What you will do: Would you please copy every line from the records that contains the word "folders"?
((
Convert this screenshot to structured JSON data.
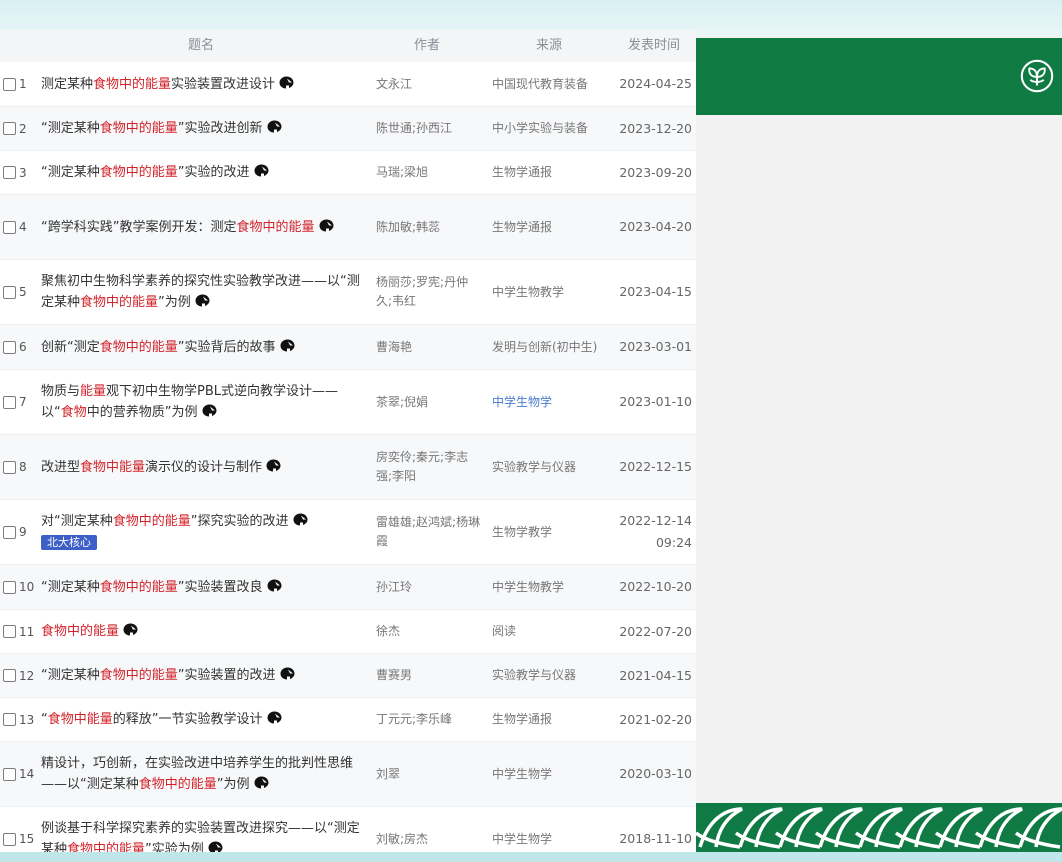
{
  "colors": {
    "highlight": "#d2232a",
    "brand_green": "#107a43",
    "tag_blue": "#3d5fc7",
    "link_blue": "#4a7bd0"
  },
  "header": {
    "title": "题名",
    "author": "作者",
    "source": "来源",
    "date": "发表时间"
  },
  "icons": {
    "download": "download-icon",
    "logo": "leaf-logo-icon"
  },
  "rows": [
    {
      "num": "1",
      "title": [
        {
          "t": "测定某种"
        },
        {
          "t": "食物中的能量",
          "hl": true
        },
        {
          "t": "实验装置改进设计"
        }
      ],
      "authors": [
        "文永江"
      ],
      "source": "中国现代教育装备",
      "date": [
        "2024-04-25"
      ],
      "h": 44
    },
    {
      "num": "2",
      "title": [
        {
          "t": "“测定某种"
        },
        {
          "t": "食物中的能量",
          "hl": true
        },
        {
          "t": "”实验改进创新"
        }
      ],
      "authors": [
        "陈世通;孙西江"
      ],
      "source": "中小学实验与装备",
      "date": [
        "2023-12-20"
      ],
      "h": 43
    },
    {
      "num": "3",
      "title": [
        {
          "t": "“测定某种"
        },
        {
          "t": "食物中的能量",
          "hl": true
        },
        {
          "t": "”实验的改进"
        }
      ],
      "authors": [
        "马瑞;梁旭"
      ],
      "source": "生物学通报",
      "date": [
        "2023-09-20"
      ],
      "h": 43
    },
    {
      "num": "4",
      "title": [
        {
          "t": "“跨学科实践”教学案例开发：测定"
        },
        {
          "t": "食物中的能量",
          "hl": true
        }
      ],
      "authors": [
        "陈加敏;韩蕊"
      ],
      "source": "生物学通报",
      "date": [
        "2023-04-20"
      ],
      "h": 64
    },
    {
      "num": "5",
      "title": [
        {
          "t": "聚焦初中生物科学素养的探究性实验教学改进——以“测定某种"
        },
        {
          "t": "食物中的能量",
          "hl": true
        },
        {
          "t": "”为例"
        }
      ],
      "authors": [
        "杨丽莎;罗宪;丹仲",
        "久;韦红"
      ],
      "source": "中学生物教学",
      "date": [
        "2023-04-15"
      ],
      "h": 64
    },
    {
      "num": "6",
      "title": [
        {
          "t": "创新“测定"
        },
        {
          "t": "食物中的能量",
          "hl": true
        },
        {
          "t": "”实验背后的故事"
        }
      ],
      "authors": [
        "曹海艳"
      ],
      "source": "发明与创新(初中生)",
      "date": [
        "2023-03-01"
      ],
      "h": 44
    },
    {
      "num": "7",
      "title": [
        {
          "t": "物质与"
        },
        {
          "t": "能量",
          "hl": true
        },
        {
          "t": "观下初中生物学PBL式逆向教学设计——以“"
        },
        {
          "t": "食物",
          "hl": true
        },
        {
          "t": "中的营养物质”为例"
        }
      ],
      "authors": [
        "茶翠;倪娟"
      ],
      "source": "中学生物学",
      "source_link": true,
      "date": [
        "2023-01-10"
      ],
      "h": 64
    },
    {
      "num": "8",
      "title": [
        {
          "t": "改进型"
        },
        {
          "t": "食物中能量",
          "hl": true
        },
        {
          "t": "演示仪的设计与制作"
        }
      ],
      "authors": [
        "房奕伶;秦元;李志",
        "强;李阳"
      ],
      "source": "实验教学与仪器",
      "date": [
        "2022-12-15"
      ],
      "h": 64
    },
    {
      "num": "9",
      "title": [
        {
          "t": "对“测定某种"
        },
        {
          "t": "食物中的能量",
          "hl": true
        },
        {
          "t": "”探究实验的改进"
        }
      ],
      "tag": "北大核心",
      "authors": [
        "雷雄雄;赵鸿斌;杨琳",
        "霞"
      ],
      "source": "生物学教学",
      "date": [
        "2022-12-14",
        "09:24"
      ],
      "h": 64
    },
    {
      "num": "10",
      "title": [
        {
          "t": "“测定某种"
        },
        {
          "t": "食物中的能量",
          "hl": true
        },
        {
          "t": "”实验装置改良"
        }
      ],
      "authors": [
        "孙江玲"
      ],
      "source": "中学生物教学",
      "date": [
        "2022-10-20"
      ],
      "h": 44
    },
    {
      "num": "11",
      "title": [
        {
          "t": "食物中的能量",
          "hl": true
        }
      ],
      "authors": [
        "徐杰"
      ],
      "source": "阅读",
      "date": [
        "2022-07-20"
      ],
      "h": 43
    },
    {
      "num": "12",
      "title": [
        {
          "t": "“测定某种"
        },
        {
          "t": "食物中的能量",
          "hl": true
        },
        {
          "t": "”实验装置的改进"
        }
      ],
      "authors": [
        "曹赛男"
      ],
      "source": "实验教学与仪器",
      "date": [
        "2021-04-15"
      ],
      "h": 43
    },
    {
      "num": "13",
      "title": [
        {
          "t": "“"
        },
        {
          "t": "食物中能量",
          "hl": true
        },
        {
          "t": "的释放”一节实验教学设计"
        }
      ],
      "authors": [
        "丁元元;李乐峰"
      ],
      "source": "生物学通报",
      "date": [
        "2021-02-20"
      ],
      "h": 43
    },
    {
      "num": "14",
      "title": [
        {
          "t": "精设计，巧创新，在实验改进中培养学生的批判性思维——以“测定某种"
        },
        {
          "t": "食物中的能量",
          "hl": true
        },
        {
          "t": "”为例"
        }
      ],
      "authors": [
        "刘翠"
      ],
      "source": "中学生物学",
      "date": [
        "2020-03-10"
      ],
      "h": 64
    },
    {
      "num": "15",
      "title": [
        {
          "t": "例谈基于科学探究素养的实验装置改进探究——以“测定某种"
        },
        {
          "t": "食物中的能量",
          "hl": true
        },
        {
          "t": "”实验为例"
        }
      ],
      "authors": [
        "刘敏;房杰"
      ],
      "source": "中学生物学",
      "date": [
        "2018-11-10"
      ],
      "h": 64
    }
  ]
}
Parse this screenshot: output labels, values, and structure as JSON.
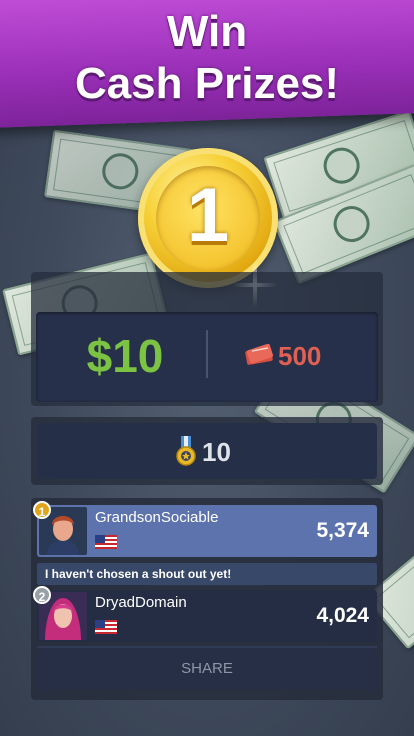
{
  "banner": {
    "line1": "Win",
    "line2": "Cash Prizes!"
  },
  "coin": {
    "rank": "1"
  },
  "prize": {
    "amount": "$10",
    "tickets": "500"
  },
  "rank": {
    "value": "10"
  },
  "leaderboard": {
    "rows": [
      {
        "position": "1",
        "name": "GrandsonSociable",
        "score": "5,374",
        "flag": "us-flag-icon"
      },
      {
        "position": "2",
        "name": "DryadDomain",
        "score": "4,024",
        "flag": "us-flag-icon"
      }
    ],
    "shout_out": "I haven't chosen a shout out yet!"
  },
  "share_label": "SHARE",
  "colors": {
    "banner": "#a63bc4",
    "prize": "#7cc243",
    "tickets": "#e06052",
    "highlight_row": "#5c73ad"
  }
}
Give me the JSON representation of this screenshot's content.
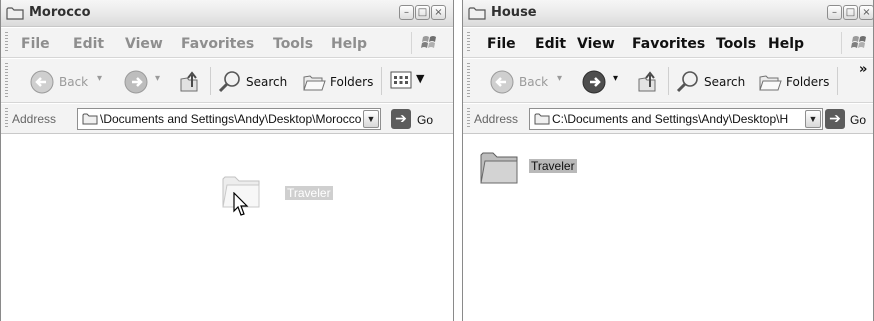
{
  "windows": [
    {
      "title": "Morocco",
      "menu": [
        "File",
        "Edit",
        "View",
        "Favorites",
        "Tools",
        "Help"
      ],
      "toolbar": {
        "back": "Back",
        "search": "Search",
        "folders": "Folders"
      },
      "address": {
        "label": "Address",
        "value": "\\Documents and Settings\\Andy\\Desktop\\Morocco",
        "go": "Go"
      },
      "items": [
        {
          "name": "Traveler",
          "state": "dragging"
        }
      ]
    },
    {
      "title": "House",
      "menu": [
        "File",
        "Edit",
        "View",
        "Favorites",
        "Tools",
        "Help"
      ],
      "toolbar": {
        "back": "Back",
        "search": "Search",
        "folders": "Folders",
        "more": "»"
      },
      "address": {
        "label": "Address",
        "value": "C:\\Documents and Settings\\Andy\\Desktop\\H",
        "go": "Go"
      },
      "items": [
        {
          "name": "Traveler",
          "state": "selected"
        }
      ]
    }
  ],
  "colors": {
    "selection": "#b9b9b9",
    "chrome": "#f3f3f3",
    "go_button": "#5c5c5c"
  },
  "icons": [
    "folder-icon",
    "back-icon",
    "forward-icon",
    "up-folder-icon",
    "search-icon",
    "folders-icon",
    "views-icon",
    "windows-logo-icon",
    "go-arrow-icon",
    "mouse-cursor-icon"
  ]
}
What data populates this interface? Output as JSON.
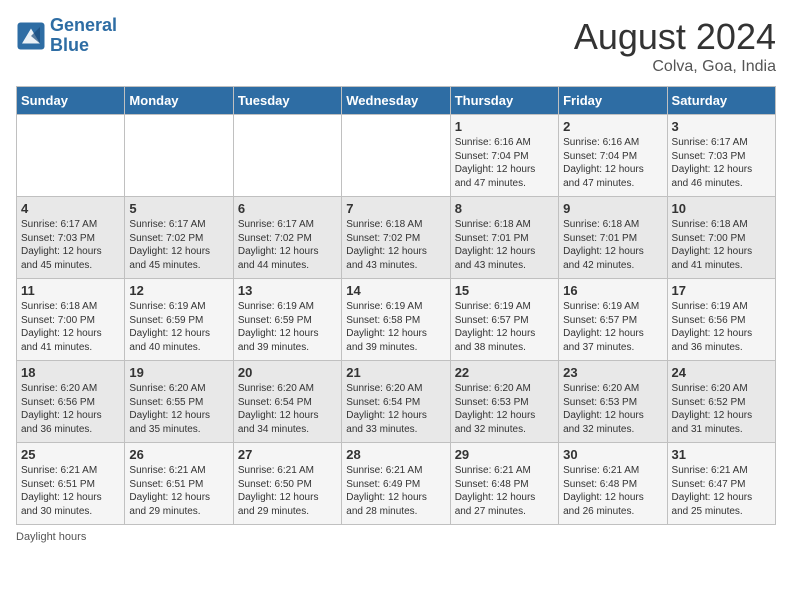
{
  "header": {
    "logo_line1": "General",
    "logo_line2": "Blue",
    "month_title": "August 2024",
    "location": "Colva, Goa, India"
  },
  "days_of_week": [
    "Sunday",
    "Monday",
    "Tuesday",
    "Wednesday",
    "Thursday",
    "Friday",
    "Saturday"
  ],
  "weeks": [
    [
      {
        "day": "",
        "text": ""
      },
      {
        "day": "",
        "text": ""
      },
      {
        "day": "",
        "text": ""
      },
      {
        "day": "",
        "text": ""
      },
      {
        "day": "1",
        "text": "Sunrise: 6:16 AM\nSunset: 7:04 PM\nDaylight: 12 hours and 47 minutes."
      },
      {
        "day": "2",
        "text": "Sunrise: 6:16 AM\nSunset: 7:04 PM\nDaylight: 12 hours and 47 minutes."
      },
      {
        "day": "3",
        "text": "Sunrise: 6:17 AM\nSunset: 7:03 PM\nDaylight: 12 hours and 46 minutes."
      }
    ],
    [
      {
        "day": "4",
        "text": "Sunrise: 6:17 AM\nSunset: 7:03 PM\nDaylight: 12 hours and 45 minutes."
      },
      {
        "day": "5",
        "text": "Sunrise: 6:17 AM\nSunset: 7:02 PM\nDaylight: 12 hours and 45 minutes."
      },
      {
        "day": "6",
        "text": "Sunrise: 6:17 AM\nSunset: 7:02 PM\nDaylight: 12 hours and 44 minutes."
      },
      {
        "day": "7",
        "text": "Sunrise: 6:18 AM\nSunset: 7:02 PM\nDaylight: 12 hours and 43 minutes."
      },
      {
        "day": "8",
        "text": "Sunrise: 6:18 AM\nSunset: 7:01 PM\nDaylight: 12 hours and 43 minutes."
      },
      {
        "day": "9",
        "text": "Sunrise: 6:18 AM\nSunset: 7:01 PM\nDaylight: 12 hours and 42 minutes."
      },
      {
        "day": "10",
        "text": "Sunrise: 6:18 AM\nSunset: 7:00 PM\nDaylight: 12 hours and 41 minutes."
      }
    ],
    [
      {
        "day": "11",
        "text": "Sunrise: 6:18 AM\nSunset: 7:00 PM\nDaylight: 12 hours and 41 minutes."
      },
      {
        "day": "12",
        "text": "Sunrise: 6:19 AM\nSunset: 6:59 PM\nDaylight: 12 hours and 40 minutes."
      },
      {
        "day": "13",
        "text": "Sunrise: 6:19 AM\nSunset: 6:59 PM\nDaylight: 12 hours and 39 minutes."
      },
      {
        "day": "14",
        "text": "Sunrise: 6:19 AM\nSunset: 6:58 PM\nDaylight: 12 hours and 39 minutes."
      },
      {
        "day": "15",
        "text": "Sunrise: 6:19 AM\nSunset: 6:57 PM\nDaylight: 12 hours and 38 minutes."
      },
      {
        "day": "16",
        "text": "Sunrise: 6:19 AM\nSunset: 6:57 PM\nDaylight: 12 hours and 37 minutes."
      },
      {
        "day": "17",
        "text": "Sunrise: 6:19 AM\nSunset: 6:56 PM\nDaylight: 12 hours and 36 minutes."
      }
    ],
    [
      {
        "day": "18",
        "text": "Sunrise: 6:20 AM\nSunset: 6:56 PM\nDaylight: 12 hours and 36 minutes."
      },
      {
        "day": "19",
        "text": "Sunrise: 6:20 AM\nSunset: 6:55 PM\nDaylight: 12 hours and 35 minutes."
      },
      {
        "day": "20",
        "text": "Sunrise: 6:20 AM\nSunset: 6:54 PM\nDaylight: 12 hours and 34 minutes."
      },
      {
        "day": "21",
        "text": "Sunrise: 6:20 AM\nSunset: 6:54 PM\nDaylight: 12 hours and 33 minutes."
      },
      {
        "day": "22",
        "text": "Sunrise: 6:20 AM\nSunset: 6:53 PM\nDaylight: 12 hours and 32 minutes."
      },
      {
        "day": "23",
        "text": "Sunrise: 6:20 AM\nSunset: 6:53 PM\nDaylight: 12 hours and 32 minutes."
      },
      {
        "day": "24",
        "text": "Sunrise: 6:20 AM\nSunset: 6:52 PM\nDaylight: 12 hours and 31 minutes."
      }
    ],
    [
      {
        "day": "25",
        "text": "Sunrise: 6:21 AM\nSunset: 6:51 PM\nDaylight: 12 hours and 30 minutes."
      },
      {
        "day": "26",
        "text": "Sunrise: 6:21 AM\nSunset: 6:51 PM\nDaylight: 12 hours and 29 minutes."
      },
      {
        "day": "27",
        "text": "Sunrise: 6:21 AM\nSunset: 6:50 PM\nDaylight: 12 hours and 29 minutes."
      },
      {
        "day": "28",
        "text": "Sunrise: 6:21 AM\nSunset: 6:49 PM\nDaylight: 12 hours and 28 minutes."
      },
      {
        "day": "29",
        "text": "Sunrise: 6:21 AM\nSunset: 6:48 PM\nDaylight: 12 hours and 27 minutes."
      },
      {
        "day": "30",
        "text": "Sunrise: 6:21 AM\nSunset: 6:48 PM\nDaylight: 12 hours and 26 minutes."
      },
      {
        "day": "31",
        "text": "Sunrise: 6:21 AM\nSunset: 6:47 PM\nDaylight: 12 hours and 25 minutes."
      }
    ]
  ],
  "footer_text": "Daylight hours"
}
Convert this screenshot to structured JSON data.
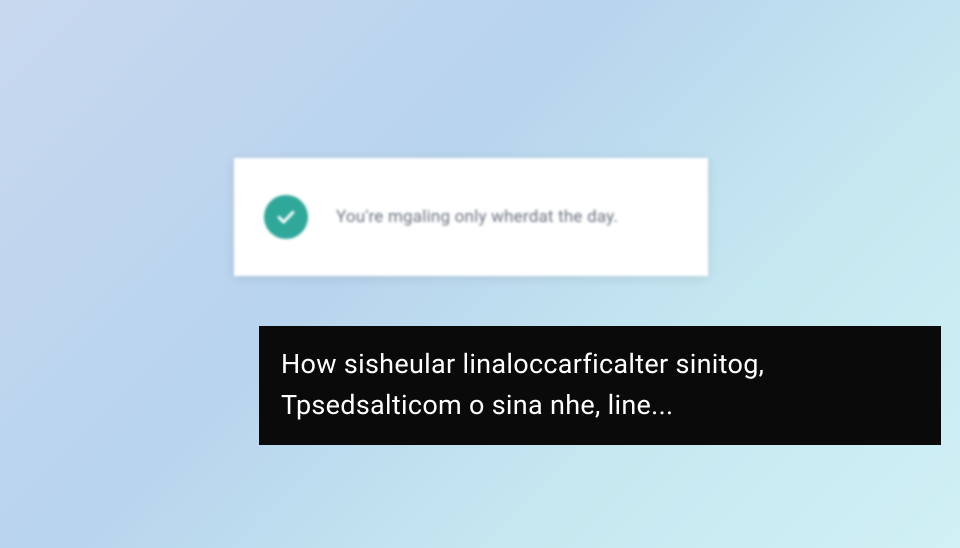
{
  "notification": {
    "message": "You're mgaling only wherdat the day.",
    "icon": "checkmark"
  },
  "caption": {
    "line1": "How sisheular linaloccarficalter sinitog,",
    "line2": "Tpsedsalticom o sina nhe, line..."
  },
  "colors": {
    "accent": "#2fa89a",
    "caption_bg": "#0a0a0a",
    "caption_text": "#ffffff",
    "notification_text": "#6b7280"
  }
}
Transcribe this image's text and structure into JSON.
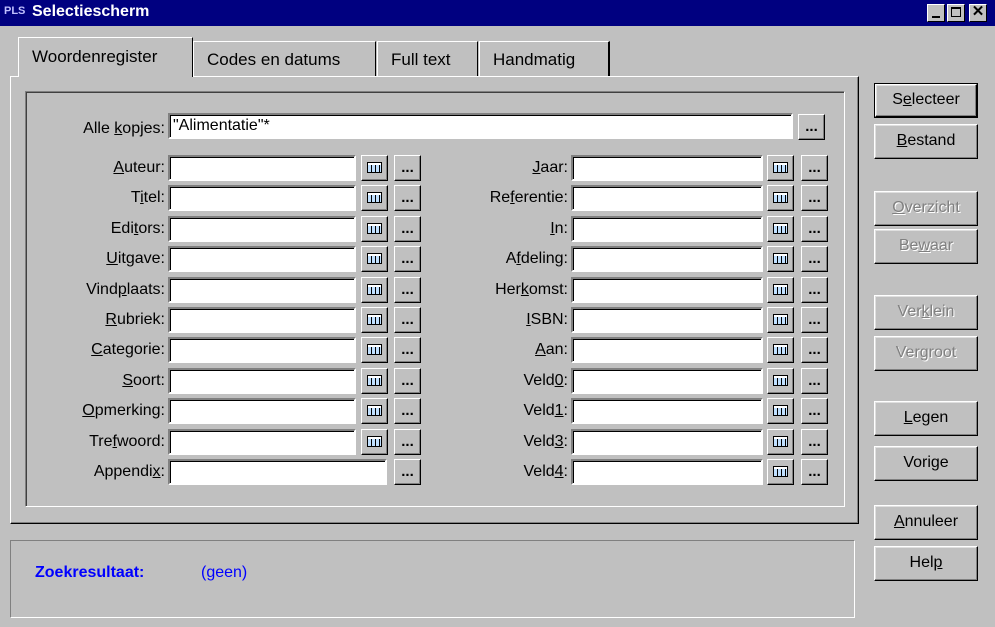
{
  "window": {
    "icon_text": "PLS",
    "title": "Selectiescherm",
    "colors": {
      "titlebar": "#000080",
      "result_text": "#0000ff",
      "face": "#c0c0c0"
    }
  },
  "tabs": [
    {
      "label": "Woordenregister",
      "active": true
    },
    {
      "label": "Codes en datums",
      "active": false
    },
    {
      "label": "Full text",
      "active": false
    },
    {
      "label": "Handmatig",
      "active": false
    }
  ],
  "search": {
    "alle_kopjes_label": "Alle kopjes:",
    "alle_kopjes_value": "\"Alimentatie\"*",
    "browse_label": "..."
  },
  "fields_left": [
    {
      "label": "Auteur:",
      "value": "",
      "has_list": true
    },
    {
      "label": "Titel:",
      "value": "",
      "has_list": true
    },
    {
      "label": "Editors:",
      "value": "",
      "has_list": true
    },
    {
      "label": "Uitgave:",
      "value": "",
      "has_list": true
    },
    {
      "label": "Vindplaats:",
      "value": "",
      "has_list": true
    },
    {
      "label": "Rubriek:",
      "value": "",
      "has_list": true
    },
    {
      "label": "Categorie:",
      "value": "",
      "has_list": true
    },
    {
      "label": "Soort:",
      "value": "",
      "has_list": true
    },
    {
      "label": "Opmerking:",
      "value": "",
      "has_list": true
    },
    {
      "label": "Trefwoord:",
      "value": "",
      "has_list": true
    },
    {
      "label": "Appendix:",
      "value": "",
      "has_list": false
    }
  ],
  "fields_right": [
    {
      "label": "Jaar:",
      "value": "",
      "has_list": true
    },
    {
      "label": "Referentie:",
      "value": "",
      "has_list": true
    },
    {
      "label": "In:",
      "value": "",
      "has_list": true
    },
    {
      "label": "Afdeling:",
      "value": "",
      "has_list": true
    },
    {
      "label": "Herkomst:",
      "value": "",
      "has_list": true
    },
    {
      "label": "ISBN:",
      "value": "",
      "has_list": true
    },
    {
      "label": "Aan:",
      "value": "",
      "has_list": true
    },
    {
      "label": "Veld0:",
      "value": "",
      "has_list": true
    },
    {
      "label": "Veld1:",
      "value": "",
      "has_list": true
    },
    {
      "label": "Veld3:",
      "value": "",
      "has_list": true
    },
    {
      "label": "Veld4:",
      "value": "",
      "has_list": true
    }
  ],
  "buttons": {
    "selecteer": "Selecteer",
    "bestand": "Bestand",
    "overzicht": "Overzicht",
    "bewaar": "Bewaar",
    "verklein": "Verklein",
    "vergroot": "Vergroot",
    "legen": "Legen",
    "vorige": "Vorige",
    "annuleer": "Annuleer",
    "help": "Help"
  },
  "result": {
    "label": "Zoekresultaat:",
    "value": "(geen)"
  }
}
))
Response to this exercise:
        "folders": "Folders"
        "folders": "Folders",
    "folders-icon",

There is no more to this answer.